== Segment start ==

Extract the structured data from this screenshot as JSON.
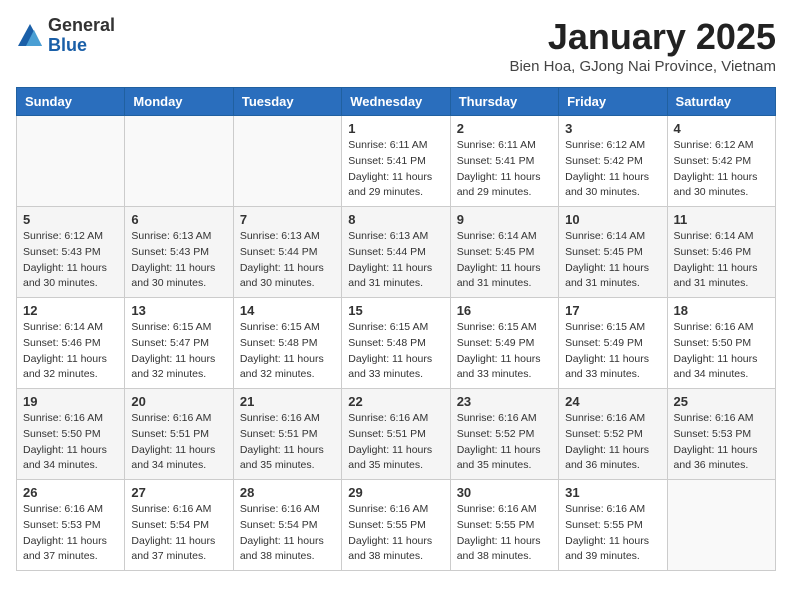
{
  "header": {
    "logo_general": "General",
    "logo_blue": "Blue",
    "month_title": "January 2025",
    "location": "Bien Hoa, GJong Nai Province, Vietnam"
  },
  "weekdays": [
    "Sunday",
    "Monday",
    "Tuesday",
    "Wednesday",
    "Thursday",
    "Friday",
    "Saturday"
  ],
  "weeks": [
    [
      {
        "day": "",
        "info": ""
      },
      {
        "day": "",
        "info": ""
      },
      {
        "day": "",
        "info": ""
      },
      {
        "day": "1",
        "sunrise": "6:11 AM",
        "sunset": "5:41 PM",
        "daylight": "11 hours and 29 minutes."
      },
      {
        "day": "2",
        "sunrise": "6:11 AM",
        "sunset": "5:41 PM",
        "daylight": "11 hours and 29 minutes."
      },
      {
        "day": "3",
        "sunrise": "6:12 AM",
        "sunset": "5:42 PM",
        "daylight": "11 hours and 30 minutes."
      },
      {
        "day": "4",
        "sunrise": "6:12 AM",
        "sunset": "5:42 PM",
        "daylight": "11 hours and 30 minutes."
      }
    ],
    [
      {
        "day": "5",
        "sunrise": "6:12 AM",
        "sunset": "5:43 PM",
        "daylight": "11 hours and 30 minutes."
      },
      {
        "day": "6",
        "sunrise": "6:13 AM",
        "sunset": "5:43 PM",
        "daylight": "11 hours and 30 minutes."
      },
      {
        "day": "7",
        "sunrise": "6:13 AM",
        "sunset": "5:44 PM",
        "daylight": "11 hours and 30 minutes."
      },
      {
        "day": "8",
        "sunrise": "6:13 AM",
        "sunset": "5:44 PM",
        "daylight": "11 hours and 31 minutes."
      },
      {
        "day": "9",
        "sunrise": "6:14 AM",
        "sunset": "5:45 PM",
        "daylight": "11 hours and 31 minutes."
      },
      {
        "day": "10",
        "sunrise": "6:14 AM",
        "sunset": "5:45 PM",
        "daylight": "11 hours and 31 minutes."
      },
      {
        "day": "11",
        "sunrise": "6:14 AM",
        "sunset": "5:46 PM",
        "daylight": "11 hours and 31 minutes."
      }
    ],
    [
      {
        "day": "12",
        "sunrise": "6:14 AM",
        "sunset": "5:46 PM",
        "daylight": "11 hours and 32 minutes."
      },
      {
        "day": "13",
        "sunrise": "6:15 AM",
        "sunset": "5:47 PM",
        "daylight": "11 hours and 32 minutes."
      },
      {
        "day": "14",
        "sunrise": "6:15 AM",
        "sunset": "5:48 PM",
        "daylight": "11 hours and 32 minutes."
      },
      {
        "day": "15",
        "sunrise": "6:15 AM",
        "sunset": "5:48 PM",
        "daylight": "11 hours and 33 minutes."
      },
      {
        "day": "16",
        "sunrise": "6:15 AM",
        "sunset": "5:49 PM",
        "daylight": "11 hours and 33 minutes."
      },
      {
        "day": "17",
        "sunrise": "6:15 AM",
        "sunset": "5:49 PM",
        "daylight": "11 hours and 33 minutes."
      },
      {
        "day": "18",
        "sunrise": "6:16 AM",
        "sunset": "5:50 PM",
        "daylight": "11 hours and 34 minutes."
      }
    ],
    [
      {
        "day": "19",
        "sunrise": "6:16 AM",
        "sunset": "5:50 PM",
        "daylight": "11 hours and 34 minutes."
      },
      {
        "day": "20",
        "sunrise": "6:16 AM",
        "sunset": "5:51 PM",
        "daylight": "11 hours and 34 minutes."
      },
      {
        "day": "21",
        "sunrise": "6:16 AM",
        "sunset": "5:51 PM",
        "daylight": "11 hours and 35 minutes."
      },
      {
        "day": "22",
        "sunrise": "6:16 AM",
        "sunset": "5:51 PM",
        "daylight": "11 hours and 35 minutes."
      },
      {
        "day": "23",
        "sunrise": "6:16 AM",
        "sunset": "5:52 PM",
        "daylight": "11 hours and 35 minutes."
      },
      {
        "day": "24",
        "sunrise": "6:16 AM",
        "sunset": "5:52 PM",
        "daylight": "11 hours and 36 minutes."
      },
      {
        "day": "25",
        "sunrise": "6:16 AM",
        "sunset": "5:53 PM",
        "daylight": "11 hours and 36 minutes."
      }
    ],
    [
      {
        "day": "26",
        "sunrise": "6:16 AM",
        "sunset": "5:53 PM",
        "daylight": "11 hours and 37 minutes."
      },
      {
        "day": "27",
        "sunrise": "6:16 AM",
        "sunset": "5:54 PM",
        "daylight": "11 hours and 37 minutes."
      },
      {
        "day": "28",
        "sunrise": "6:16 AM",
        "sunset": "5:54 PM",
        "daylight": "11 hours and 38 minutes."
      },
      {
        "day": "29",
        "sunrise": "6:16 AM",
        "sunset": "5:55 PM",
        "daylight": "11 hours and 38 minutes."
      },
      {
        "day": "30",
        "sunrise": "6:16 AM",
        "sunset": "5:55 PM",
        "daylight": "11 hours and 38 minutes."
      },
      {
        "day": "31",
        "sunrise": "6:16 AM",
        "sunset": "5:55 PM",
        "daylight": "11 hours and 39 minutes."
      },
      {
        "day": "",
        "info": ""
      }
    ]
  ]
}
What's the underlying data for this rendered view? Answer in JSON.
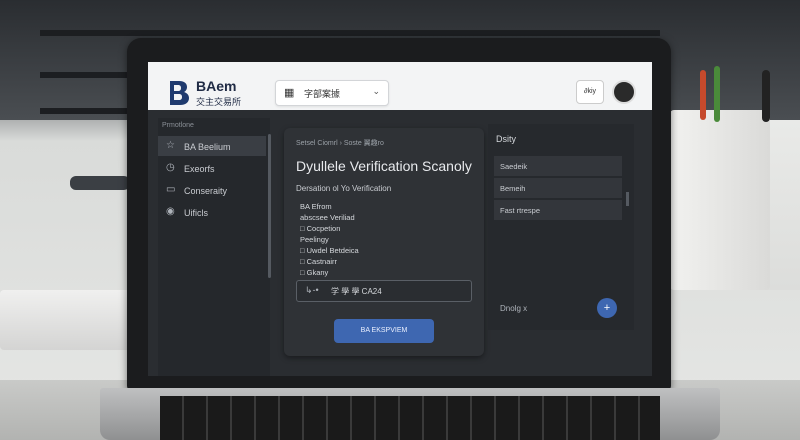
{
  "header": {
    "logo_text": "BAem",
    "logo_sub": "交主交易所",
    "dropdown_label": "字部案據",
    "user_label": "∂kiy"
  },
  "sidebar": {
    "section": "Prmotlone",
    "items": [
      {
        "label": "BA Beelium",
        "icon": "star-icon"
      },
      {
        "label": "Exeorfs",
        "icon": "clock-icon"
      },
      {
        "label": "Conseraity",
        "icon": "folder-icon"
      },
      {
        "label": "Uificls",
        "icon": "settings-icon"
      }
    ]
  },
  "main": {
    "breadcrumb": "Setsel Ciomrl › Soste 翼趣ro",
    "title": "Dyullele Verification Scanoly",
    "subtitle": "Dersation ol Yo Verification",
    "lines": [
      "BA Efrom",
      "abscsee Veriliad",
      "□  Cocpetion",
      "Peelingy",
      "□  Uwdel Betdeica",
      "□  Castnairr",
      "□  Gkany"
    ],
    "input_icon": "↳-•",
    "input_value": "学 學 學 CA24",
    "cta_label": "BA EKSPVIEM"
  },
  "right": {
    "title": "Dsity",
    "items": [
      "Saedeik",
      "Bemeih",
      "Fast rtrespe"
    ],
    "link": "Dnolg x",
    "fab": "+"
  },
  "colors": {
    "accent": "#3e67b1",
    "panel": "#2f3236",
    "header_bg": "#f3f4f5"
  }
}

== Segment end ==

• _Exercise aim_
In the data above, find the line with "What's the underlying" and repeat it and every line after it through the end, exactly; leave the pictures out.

• _Exercise answer_
What's the underlying data for this rendered view? Answer in JSON.
{
  "header": {
    "logo_text": "BAem",
    "logo_sub": "交主交易所",
    "dropdown_label": "字部案據",
    "user_label": "∂kiy"
  },
  "sidebar": {
    "section": "Prmotlone",
    "items": [
      {
        "label": "BA Beelium",
        "icon": "star-icon"
      },
      {
        "label": "Exeorfs",
        "icon": "clock-icon"
      },
      {
        "label": "Conseraity",
        "icon": "folder-icon"
      },
      {
        "label": "Uificls",
        "icon": "settings-icon"
      }
    ]
  },
  "main": {
    "breadcrumb": "Setsel Ciomrl › Soste 翼趣ro",
    "title": "Dyullele Verification Scanoly",
    "subtitle": "Dersation ol Yo Verification",
    "lines": [
      "BA Efrom",
      "abscsee Veriliad",
      "□  Cocpetion",
      "Peelingy",
      "□  Uwdel Betdeica",
      "□  Castnairr",
      "□  Gkany"
    ],
    "input_icon": "↳-•",
    "input_value": "学 學 學 CA24",
    "cta_label": "BA EKSPVIEM"
  },
  "right": {
    "title": "Dsity",
    "items": [
      "Saedeik",
      "Bemeih",
      "Fast rtrespe"
    ],
    "link": "Dnolg x",
    "fab": "+"
  },
  "colors": {
    "accent": "#3e67b1",
    "panel": "#2f3236",
    "header_bg": "#f3f4f5"
  }
}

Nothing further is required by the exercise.